  10. by   drowningdaily
    It sounds like she was happy to share. I actually have cared for neighbors and former teachers and it is a challenge. I now work several towns away, which has simplified things!
  11. by   Inori
    I let the patient take the lead and otherwise treat her as if we have not met. or eye contact and nod. Only if she says do you remember me will i say yes and still let her say what she wishes otherwise if questioned by 3rd party why do you know X i'd change the topic and or answer with sorry but that's private info. next. Just be careful next time no work related info outside of work situation and only with peopel who need to know to provideb care. Pt info isnt' gossip, good luck
  12. by   angiehope111
    This is a very minor violation and unless someone turned you in, it's something that you'll never hear anything about. Like someone said, chalk it up to a lesson learned!

    And you're right, there were some unnecessarily rude. Just because you asked a question doesn't give people a right to answer in a rude manner.
  13. by   Daisy_08
    I think you did violate thier privacy, whether you were trying to be mean is not the point. In this case she did not seem to mind that you and the other person knew, however that will not always be.

    You were talking to her as a friend and brought up privileged information, in front of someone else.
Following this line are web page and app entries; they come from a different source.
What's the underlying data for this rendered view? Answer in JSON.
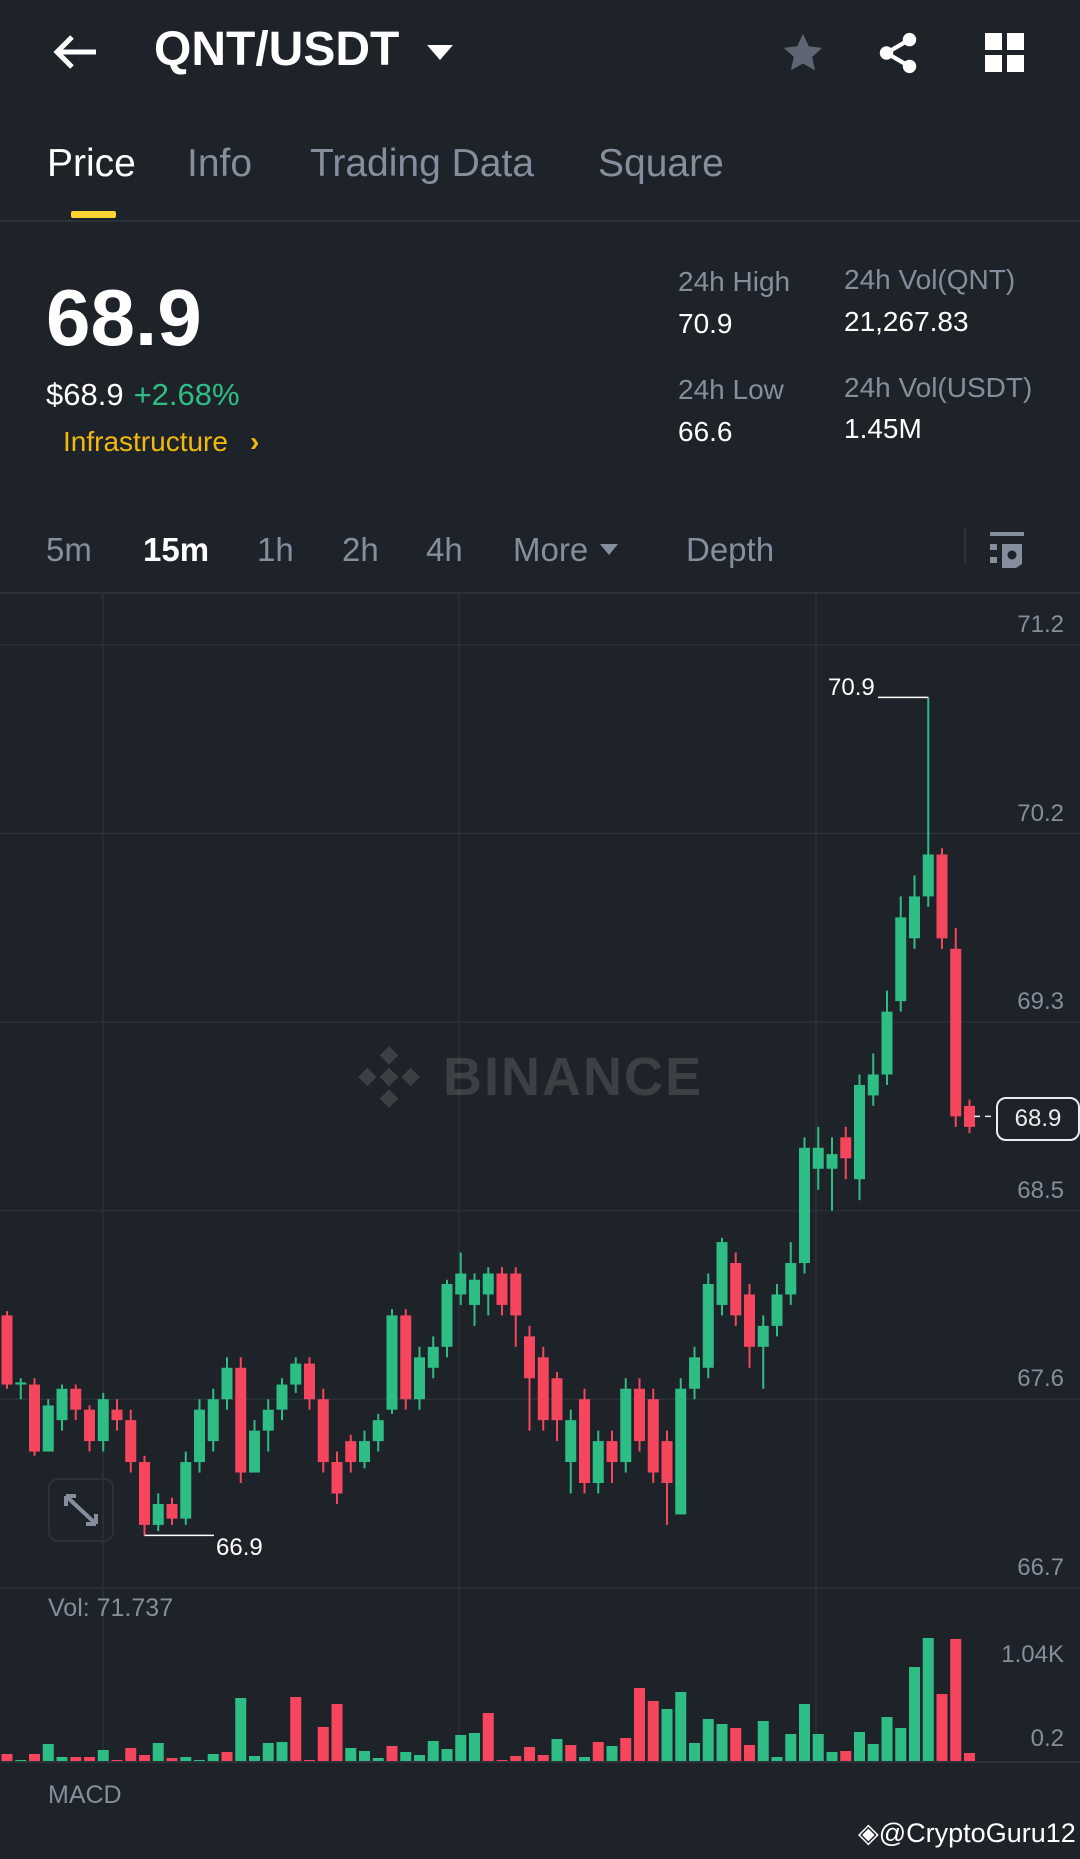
{
  "header": {
    "title": "QNT/USDT",
    "back": "back-arrow-icon",
    "star": "star-icon",
    "share": "share-icon",
    "menu": "grid-icon"
  },
  "tabs": [
    {
      "label": "Price"
    },
    {
      "label": "Info"
    },
    {
      "label": "Trading Data"
    },
    {
      "label": "Square"
    }
  ],
  "ticker": {
    "price": "68.9",
    "usd_price": "$68.9",
    "change": "+2.68%",
    "sector": "Infrastructure",
    "sector_chevron": "›",
    "high_label": "24h High",
    "high": "70.9",
    "low_label": "24h Low",
    "low": "66.6",
    "vol_qnt_label": "24h Vol(QNT)",
    "vol_qnt": "21,267.83",
    "vol_usdt_label": "24h Vol(USDT)",
    "vol_usdt": "1.45M"
  },
  "intervals": [
    {
      "label": "5m"
    },
    {
      "label": "15m"
    },
    {
      "label": "1h"
    },
    {
      "label": "2h"
    },
    {
      "label": "4h"
    },
    {
      "label": "More"
    },
    {
      "label": "Depth"
    }
  ],
  "colors": {
    "up": "#2ebd85",
    "down": "#f6465d",
    "accent": "#fcd535",
    "bg": "#1e2329"
  },
  "chart_data": {
    "type": "candlestick",
    "watermark": "BINANCE",
    "y_ticks": [
      "71.2",
      "70.2",
      "69.3",
      "68.5",
      "67.6",
      "66.7"
    ],
    "y_tick_values": [
      71.15,
      70.25,
      69.35,
      68.45,
      67.55,
      66.65
    ],
    "high_marker": "70.9",
    "low_marker": "66.9",
    "current_label": "68.9",
    "current": 68.9,
    "candles": [
      [
        67.95,
        67.97,
        67.6,
        67.62
      ],
      [
        67.62,
        67.65,
        67.55,
        67.63
      ],
      [
        67.62,
        67.65,
        67.28,
        67.3
      ],
      [
        67.3,
        67.55,
        67.3,
        67.52
      ],
      [
        67.45,
        67.62,
        67.4,
        67.6
      ],
      [
        67.6,
        67.62,
        67.45,
        67.5
      ],
      [
        67.5,
        67.52,
        67.3,
        67.35
      ],
      [
        67.35,
        67.58,
        67.3,
        67.55
      ],
      [
        67.5,
        67.55,
        67.4,
        67.45
      ],
      [
        67.45,
        67.5,
        67.2,
        67.25
      ],
      [
        67.25,
        67.28,
        66.9,
        66.95
      ],
      [
        66.95,
        67.1,
        66.92,
        67.05
      ],
      [
        67.05,
        67.08,
        66.95,
        66.98
      ],
      [
        66.98,
        67.3,
        66.95,
        67.25
      ],
      [
        67.25,
        67.55,
        67.2,
        67.5
      ],
      [
        67.35,
        67.6,
        67.3,
        67.55
      ],
      [
        67.55,
        67.75,
        67.5,
        67.7
      ],
      [
        67.7,
        67.75,
        67.15,
        67.2
      ],
      [
        67.2,
        67.45,
        67.2,
        67.4
      ],
      [
        67.4,
        67.55,
        67.3,
        67.5
      ],
      [
        67.5,
        67.65,
        67.45,
        67.62
      ],
      [
        67.62,
        67.75,
        67.58,
        67.72
      ],
      [
        67.72,
        67.75,
        67.5,
        67.55
      ],
      [
        67.55,
        67.6,
        67.2,
        67.25
      ],
      [
        67.25,
        67.3,
        67.05,
        67.1
      ],
      [
        67.35,
        67.38,
        67.2,
        67.25
      ],
      [
        67.25,
        67.4,
        67.22,
        67.35
      ],
      [
        67.35,
        67.48,
        67.3,
        67.45
      ],
      [
        67.5,
        67.98,
        67.48,
        67.95
      ],
      [
        67.95,
        67.98,
        67.5,
        67.55
      ],
      [
        67.55,
        67.8,
        67.5,
        67.75
      ],
      [
        67.7,
        67.85,
        67.65,
        67.8
      ],
      [
        67.8,
        68.12,
        67.75,
        68.1
      ],
      [
        68.05,
        68.25,
        68.0,
        68.15
      ],
      [
        68.0,
        68.15,
        67.9,
        68.12
      ],
      [
        68.05,
        68.18,
        67.95,
        68.15
      ],
      [
        68.15,
        68.18,
        67.95,
        68.0
      ],
      [
        68.15,
        68.18,
        67.8,
        67.95
      ],
      [
        67.85,
        67.9,
        67.4,
        67.65
      ],
      [
        67.75,
        67.8,
        67.4,
        67.45
      ],
      [
        67.65,
        67.68,
        67.35,
        67.45
      ],
      [
        67.25,
        67.5,
        67.1,
        67.45
      ],
      [
        67.55,
        67.6,
        67.1,
        67.15
      ],
      [
        67.15,
        67.4,
        67.1,
        67.35
      ],
      [
        67.35,
        67.4,
        67.15,
        67.25
      ],
      [
        67.25,
        67.65,
        67.2,
        67.6
      ],
      [
        67.6,
        67.65,
        67.3,
        67.35
      ],
      [
        67.55,
        67.6,
        67.15,
        67.2
      ],
      [
        67.35,
        67.4,
        66.95,
        67.15
      ],
      [
        67.0,
        67.65,
        67.0,
        67.6
      ],
      [
        67.6,
        67.8,
        67.55,
        67.75
      ],
      [
        67.7,
        68.15,
        67.65,
        68.1
      ],
      [
        68.0,
        68.32,
        67.95,
        68.3
      ],
      [
        68.2,
        68.25,
        67.9,
        67.95
      ],
      [
        68.05,
        68.1,
        67.7,
        67.8
      ],
      [
        67.8,
        67.95,
        67.6,
        67.9
      ],
      [
        67.9,
        68.1,
        67.85,
        68.05
      ],
      [
        68.05,
        68.3,
        68.0,
        68.2
      ],
      [
        68.2,
        68.8,
        68.15,
        68.75
      ],
      [
        68.65,
        68.85,
        68.55,
        68.75
      ],
      [
        68.65,
        68.8,
        68.45,
        68.72
      ],
      [
        68.8,
        68.85,
        68.6,
        68.7
      ],
      [
        68.6,
        69.1,
        68.5,
        69.05
      ],
      [
        69.0,
        69.2,
        68.95,
        69.1
      ],
      [
        69.1,
        69.5,
        69.05,
        69.4
      ],
      [
        69.45,
        69.95,
        69.4,
        69.85
      ],
      [
        69.75,
        70.05,
        69.7,
        69.95
      ],
      [
        69.95,
        70.9,
        69.9,
        70.15
      ],
      [
        70.15,
        70.18,
        69.7,
        69.75
      ],
      [
        69.7,
        69.8,
        68.85,
        68.9
      ],
      [
        68.95,
        68.98,
        68.82,
        68.85
      ]
    ],
    "volume_label": "Vol: 71.737",
    "volume_ticks": [
      "1.04K",
      "0.2"
    ],
    "volume_tick_values": [
      1.04,
      0.2
    ],
    "volumes": [
      0.07,
      0.01,
      0.07,
      0.17,
      0.04,
      0.04,
      0.04,
      0.11,
      0.01,
      0.13,
      0.06,
      0.18,
      0.03,
      0.04,
      0.01,
      0.07,
      0.09,
      0.63,
      0.05,
      0.18,
      0.19,
      0.64,
      0.01,
      0.34,
      0.57,
      0.13,
      0.1,
      0.03,
      0.15,
      0.09,
      0.06,
      0.2,
      0.12,
      0.26,
      0.28,
      0.48,
      0.01,
      0.05,
      0.14,
      0.06,
      0.22,
      0.16,
      0.04,
      0.19,
      0.15,
      0.23,
      0.73,
      0.6,
      0.52,
      0.69,
      0.18,
      0.42,
      0.37,
      0.33,
      0.16,
      0.4,
      0.04,
      0.27,
      0.57,
      0.27,
      0.09,
      0.1,
      0.29,
      0.17,
      0.44,
      0.33,
      0.94,
      1.23,
      0.67,
      1.22,
      0.08
    ],
    "volume_colors": "rgrggrrgrrrgrgggrggggrrrrgggrggggggrrrrrgrgrgrrrgggggrrggggggrggggggrrr",
    "indicator_label": "MACD"
  },
  "watermark_user": "@CryptoGuru12"
}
I would have been very embarrassed and felt betrayed by you and the company.
    Last edit by Daisy_08 on Jan 24, '13 : Reason: Spacing
  14. by   Meriwhen
    Quote from drowningdaily
    It sounds like she was happy to share. I actually have cared for neighbors and former teachers and it is a challenge. I now work several towns away, which has simplified things!
    But it is up to the patient to initiate that sharing, not the nurse.

    OP: yes, you did violate HIPAA. However, it seems like this incident has probably resolved itself without consequences, unless said patient decides to file a complaint. You'll most likely be fine, so don't beat yourself up...however, learn from this mistake, because the next patient may not be as forgiving.

    I agree with Inori: the best way to handle seeing patients on the outside is to let them acknowledge you first. And let them set the tone for how they want the interaction to proceed. You may feel like you're being rude by doing this, especially if you developed a close relationship with the patient during the course of their care--you probably don't want the patient to think you're blowing them off.

    But patient confidentiality comes first and foremost. In public, they may ignore you. They may just want to say "Hi" and leave it at that. They may or may not tell others who you are. Or they may want to give you the full in-depth update. But it's THEIR call, and you have to make sure you don't misstep, even in the name of good manners.

    Hang in there